2/3 at Auburn
2/7 Georgia
2/10 at Arkansas
2/14 Mississippi State
2/17 Florida
2/20 at LSU
2/24 Texas A&M
2/27 Missouri
3/3 at Ole Miss

Last year, Vanderbilt arguably made the NCAA Tournament due to a tough nonconference schedule, and Bryce Drew has scheduled that way again. The Commodores will play seven teams ranked in KenPom’s preseason Top 100 (counting the second game of the NIT Season Tip-Off, which will be against either Rhode Island or Seton Hall), along with a home game against #102 UNC Asheville and a “road” game at #128 Belmont (which is about half a mile from campus, but still).

The only real breathers are the season opener against Austin Peay and home games against Houston Baptist and Alcorn State just before Christmas.

Vanderbilt perennially has one of the toughest conference schedules thanks to two of its permanent rivals being Florida and Kentucky, and if Tennessee gets good again that will be even more brutal. At the very least, though, the other two teams this year are Mississippi State and LSU; having LSU and Tennessee on the schedule twice about balances out Kentucky and Florida.


Outlook

It’s amazing how much a coaching change can alter a fan base’s perception of a season. Had the 2016-17 season occurred on Kevin Stallings’ watch, Vanderbilt fans’ reactions would have been very negative. But in the first year under Bryce Drew, rallying to make the NCAA Tournament after a slow start was viewed positively in most quarters.

Now, the team has to move on from Luke Kornet, who was named First Team All-SEC and is now playing for the New York Knicks. While there’s no obvious replacement for Kornet, the Commodores should be pretty well-set everywhere else.

They’re likely to start three seniors (LaChance, Fisher-Davis, and Roberson), with a redshirt junior (Larry Austin Jr.) starting at the point. Vanderbilt could go small with Joe Toye as the fifth starter, or they could try one of a few young big men inside. They have three freshmen who are pretty talented, but none of the three will be forced into big roles right away unless they prove they can handle it.

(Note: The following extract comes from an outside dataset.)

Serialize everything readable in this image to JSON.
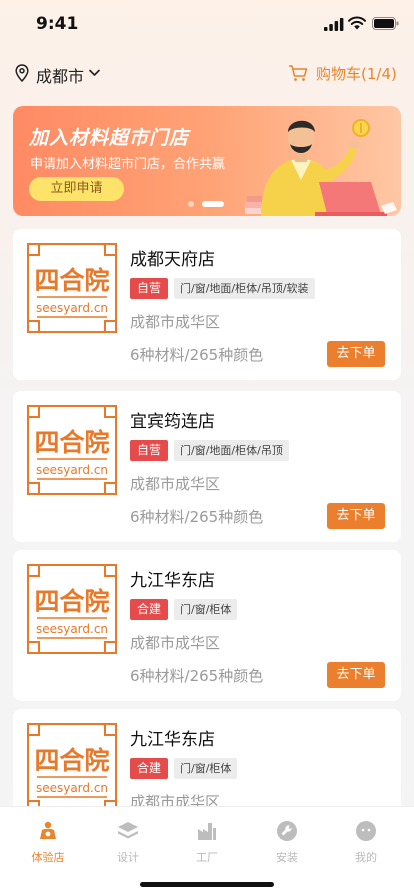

That said, this season still has the feel of a transition year. Vanderbilt could have a big signing class on the way in 2018, but even with three senior starters, the team has a big question mark in the paint. That’s probably less of a problem than having question marks in the backcourt (there aren’t any), and at the very least any one of the three youngsters could provide some rim protection.

In any case, Vanderbilt projects to finish in the top half of the SEC and has NCAA Tournament upside again. Of course, we may have yet another debate about a team with a lot of losses being in the tournament conversation with this nonconference schedule.